__Task description__: Could you set down the listing below exactly and omit its images?

++++ The data ++++

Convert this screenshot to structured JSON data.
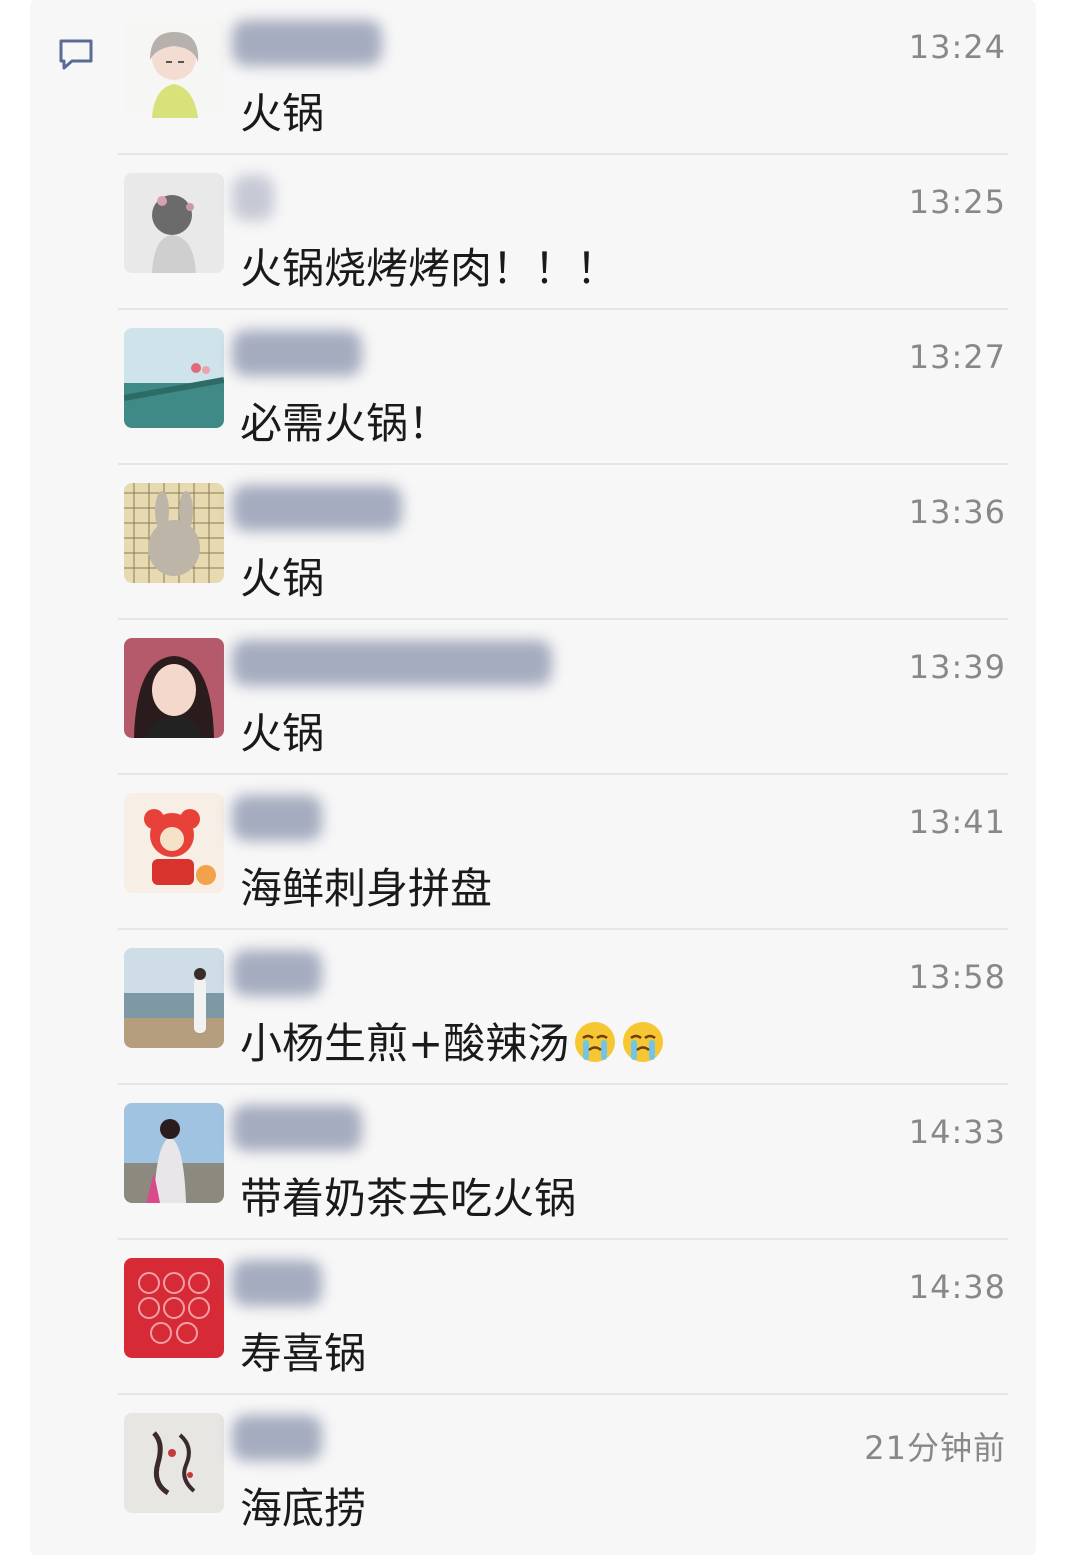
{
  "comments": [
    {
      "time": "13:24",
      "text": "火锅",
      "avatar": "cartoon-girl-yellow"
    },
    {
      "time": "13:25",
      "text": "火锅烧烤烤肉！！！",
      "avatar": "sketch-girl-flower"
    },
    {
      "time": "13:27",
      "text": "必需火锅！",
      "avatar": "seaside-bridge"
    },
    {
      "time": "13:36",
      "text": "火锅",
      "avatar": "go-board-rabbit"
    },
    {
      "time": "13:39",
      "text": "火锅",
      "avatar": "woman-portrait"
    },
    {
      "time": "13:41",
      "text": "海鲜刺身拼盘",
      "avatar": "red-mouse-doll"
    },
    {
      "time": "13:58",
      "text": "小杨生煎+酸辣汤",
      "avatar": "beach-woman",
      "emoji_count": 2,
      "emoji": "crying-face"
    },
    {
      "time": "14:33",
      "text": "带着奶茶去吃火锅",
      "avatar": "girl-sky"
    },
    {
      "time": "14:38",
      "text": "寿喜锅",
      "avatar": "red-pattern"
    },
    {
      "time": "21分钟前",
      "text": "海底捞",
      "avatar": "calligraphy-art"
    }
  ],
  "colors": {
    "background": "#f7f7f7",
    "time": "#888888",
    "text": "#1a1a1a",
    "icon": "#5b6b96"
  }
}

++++

__Task result__:
Convert this screenshot to structured JSON data.
{
  "comments": [
    {
      "time": "13:24",
      "text": "火锅",
      "avatar": "cartoon-girl-yellow"
    },
    {
      "time": "13:25",
      "text": "火锅烧烤烤肉！！！",
      "avatar": "sketch-girl-flower"
    },
    {
      "time": "13:27",
      "text": "必需火锅！",
      "avatar": "seaside-bridge"
    },
    {
      "time": "13:36",
      "text": "火锅",
      "avatar": "go-board-rabbit"
    },
    {
      "time": "13:39",
      "text": "火锅",
      "avatar": "woman-portrait"
    },
    {
      "time": "13:41",
      "text": "海鲜刺身拼盘",
      "avatar": "red-mouse-doll"
    },
    {
      "time": "13:58",
      "text": "小杨生煎+酸辣汤",
      "avatar": "beach-woman",
      "emoji_count": 2,
      "emoji": "crying-face"
    },
    {
      "time": "14:33",
      "text": "带着奶茶去吃火锅",
      "avatar": "girl-sky"
    },
    {
      "time": "14:38",
      "text": "寿喜锅",
      "avatar": "red-pattern"
    },
    {
      "time": "21分钟前",
      "text": "海底捞",
      "avatar": "calligraphy-art"
    }
  ],
  "colors": {
    "background": "#f7f7f7",
    "time": "#888888",
    "text": "#1a1a1a",
    "icon": "#5b6b96"
  }
}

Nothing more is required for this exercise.